The DJ’s widow Dot Phillips recalled that it “wasn't anything for Dewey to call at twelve midnight and say that there was a bunch coming out to the house," but that he didn’t expect his wife to feed the whole gang; rather, he and Presley would order a hundred or so burgers from the Krystal restaurant downtown for pickup after the broadcast, and “maybe an hour later [the two men and] the crowd would arrive. They'd come walking in the front door both of 'em carrying just sacks full of those durn things."

7. "KRYSTAL BOB" WASN’T A HIT, BUT HIS DOG WAS.

As far as advertising campaigns go, Krystal's disembodied head named Bob was definitely an odd one. Krystal officials themselves noted that they got parental complaints that the ads were scaring some children, and Advertising Age wrote that the campaign was "very bizarre and ... marginally offensive." The mostly unpopular mascot got the swift boot after just three years. "While Bob was highly effective in building awareness and sales, we wanted to enhance the Krystal concept by focusing on our primary point of interest—unique, great-tasting food that people crave," Krystal VP of marketing Tom Whitley told the Associated Press in 1994.

After giving customers the option to take home free "Boot Bob" or "Keep Bob" bumper stickers in order to gauge Bob's popularity, the company found that 70% of patrons "were in favor of booting Bob," and despite the fact that most customers did want the company to keep Bob's dog George around, "it was an all or nothing deal," Whitley said.

8. A COUNTRY SINGER TOOK HER PSEUDONYM FROM THE RESTAURANT.

The story goes that country/crossover singer Crystal Gayle, born Brenda Gail Webb, based her stage name on Krystal. Supposedly, her sister—country star Loretta Lynn—suggested the first name Crystal because of the burger chain, and Brenda, who dug the idea, rounded out the new moniker by making a version of her own middle name into her surname. It served her well—Crystal won a Grammy and was named the CMA Female Vocalist of the Year in both 1977 and '78.

9. PRO EATER JOEY CHESTNUT HOLDS THE KRYSTAL SQUARE OFF TITLE.

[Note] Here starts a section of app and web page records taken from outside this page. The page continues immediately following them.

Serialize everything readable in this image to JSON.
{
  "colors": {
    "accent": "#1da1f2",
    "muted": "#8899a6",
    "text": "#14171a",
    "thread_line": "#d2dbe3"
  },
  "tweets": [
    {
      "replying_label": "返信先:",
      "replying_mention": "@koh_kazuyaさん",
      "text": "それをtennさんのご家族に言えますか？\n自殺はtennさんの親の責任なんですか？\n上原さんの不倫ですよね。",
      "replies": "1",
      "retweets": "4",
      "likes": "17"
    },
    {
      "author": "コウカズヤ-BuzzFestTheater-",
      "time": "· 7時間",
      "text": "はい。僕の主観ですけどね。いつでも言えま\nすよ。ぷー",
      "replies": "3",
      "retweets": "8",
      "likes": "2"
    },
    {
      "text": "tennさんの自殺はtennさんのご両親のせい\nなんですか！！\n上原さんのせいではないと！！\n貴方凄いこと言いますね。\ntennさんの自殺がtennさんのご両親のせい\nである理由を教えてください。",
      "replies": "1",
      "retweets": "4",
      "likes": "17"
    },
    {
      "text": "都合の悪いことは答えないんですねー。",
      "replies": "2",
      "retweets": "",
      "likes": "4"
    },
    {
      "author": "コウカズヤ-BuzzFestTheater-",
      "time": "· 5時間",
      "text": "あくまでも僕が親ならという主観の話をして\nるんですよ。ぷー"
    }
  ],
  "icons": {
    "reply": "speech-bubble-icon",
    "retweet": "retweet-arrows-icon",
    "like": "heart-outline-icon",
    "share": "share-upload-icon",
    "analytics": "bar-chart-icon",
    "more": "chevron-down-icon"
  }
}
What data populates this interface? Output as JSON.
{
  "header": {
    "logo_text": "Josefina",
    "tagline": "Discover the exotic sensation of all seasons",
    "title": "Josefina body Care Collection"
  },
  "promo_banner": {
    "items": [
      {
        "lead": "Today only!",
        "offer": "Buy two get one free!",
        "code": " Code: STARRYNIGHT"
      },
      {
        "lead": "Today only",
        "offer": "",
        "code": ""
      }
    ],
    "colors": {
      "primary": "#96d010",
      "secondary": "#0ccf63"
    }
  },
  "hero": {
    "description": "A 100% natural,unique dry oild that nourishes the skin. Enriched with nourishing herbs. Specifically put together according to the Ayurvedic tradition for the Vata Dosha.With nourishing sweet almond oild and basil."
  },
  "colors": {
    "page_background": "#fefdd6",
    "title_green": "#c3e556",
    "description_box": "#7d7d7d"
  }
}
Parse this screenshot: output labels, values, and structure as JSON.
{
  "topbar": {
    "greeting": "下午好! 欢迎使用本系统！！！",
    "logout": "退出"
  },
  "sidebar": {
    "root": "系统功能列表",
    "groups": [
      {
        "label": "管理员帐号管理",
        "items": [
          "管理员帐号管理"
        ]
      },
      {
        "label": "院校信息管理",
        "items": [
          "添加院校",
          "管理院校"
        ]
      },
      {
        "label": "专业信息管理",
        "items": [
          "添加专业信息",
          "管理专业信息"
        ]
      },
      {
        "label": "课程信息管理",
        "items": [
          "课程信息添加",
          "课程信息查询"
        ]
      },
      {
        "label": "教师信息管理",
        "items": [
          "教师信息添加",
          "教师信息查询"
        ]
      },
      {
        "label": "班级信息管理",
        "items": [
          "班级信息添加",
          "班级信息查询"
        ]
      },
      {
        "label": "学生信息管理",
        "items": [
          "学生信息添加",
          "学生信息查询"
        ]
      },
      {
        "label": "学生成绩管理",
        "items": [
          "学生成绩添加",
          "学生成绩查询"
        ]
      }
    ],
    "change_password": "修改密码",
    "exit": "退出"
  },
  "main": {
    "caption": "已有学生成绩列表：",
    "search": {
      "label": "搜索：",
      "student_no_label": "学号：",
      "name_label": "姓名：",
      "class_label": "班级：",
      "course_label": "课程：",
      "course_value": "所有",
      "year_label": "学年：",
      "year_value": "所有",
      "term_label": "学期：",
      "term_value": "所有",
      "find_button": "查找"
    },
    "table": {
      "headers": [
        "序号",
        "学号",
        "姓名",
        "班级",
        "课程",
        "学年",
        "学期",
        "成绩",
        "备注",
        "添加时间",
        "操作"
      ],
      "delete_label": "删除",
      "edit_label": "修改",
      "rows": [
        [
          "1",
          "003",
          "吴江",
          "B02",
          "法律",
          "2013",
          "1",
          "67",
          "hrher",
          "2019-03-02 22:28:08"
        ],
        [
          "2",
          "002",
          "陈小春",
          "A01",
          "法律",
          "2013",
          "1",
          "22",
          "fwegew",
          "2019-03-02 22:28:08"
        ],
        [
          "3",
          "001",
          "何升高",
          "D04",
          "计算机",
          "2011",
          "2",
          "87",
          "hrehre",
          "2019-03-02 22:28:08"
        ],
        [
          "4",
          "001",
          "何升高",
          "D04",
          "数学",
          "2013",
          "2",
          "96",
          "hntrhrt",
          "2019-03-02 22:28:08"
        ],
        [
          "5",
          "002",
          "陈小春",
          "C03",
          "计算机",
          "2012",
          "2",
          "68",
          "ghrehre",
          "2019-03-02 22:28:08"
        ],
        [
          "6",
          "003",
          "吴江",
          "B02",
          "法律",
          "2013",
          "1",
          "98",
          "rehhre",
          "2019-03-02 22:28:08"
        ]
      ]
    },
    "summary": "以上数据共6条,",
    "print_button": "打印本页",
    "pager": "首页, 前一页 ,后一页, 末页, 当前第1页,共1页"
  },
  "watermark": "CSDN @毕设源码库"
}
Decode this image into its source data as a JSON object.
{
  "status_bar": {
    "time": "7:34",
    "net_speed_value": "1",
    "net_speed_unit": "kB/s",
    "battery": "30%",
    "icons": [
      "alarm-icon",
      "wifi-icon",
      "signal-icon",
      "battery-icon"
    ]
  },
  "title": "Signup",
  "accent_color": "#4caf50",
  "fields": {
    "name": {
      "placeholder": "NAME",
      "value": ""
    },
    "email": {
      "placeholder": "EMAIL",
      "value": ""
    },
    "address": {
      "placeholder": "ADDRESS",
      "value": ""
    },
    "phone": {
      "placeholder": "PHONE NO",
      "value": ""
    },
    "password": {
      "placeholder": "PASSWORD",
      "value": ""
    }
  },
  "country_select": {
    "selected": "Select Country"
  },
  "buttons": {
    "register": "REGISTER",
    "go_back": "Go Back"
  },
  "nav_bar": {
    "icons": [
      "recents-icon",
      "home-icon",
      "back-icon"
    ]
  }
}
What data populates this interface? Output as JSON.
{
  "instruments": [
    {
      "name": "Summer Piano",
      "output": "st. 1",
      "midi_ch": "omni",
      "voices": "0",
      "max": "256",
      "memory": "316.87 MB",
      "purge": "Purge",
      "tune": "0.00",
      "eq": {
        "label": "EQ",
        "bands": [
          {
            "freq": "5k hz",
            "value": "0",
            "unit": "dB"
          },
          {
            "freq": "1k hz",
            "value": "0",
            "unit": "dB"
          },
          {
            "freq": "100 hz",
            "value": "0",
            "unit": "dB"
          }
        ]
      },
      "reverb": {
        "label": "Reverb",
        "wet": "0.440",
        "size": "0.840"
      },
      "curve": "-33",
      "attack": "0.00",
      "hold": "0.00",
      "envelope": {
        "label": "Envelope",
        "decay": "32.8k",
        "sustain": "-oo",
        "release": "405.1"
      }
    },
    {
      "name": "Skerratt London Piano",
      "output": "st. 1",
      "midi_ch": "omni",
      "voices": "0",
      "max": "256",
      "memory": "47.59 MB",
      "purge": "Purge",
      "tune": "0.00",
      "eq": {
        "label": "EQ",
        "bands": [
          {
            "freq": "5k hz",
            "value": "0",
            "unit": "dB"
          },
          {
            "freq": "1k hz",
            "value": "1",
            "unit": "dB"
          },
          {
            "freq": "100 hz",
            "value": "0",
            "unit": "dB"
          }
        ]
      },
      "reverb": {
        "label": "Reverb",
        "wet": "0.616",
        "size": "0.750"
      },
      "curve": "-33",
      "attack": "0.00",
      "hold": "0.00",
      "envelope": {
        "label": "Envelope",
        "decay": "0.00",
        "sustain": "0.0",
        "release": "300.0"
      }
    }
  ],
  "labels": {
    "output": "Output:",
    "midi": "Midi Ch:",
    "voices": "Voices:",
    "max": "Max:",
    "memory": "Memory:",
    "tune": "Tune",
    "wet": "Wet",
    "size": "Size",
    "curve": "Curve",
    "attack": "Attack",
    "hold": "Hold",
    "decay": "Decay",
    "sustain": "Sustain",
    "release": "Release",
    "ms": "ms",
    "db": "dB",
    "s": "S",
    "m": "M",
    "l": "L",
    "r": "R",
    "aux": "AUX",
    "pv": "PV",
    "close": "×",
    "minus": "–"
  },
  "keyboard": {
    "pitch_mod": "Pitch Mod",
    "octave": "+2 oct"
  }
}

For six years, Krystal hosted the World Hamburger Eating Championship with its Krystal Square Off, and in 2007, Joey Chestnut—of Nathan's Hot Dog championship fame—downed an impressive 103 Krystal burgers in eight minutes. Even if they're little, that's a lot of sackfuls.